Exercise:
Show me every line in the listing that has the word "Checking".

Provided data:
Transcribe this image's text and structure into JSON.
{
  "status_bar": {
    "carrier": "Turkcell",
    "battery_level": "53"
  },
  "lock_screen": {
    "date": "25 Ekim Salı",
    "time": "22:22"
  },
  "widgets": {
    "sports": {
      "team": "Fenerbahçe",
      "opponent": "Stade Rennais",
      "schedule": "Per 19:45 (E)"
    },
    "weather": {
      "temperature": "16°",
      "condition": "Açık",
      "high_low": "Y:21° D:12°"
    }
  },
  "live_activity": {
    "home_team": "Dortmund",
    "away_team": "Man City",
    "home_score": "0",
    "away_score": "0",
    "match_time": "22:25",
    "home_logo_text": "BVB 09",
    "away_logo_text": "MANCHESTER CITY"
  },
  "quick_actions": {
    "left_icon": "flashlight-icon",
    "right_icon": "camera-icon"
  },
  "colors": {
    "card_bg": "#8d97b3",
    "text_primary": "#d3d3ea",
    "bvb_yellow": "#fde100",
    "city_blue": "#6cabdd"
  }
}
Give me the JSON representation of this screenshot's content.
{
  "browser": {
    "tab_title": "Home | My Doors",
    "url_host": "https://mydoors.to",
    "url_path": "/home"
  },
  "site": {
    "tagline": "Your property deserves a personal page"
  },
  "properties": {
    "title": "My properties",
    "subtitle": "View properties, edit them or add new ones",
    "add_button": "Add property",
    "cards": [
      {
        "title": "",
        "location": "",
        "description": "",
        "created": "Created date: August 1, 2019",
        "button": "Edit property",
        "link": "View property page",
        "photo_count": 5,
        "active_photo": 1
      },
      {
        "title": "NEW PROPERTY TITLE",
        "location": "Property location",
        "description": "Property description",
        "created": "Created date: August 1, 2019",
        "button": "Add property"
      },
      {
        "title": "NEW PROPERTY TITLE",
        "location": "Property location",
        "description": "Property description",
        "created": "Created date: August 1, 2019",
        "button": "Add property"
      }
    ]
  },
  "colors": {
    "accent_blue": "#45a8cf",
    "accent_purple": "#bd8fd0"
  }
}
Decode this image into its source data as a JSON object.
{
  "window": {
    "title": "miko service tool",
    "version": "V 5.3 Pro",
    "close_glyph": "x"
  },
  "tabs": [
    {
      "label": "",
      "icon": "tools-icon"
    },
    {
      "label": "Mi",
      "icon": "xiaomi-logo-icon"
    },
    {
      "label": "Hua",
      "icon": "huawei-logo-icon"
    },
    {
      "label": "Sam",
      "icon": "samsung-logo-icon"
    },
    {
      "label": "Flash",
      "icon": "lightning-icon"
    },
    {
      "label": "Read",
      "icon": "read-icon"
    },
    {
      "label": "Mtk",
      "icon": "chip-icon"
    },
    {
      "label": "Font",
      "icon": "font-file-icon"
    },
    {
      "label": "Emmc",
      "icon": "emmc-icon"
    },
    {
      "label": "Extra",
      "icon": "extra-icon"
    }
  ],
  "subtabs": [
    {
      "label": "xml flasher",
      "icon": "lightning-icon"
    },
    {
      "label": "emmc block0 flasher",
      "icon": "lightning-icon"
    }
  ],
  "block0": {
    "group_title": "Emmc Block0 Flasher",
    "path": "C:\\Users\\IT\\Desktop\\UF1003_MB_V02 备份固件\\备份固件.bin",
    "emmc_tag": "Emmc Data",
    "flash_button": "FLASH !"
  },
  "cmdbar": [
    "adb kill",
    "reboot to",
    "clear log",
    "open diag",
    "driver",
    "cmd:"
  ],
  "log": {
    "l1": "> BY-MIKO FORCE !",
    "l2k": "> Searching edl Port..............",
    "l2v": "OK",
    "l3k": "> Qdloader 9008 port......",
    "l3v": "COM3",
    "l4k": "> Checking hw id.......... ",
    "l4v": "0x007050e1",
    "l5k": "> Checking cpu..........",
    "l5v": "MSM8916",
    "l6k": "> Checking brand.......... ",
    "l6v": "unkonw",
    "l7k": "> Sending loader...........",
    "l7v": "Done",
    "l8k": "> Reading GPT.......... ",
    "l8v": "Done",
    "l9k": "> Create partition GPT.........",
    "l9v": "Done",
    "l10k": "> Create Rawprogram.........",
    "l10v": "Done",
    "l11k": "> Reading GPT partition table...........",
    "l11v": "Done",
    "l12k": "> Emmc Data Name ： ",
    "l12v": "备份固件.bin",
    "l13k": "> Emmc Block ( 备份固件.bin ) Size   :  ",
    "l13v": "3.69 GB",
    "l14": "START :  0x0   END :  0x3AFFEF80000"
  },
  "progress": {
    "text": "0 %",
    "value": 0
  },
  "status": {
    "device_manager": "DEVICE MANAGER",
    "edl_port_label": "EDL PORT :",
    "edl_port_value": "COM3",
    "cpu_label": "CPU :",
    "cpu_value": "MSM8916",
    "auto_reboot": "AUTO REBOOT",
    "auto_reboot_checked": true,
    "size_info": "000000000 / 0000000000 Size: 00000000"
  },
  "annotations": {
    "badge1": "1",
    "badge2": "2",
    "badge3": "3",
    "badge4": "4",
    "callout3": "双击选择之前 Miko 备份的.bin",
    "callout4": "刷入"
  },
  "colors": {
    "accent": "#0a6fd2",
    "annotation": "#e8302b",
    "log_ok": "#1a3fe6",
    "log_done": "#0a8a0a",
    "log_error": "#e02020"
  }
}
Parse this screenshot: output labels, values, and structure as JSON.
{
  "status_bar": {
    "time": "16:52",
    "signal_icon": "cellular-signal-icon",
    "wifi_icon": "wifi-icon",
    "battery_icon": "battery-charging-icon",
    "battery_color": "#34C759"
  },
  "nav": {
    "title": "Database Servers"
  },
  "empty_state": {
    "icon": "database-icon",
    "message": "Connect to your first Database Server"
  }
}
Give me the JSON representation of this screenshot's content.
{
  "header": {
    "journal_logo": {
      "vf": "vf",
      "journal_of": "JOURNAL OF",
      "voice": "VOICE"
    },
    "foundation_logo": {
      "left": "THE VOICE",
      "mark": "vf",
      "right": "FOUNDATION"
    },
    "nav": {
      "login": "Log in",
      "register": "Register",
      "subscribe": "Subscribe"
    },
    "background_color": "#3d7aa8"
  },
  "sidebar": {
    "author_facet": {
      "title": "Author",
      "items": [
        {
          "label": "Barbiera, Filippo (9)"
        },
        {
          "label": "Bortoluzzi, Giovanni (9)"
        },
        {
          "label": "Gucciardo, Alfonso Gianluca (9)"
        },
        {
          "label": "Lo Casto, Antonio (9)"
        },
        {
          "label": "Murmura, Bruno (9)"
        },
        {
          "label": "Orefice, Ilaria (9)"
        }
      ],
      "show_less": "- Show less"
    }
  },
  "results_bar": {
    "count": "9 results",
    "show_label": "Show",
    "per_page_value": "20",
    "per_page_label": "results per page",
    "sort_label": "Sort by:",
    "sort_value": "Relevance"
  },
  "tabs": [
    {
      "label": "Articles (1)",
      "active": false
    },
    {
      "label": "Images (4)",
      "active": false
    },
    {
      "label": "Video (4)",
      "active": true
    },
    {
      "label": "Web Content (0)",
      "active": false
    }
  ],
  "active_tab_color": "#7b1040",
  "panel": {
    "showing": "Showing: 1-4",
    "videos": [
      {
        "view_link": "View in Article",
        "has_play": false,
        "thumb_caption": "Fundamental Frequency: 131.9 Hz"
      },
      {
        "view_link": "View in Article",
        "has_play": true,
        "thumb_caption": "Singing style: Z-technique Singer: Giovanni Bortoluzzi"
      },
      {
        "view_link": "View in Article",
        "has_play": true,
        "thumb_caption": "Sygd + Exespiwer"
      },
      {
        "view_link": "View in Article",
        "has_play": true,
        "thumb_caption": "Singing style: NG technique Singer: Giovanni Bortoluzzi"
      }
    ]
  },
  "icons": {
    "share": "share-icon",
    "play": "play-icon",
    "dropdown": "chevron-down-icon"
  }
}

Result:
    "l4k": "> Checking hw id.......... ",
    "l5k": "> Checking cpu..........",
    "l6k": "> Checking brand.......... ",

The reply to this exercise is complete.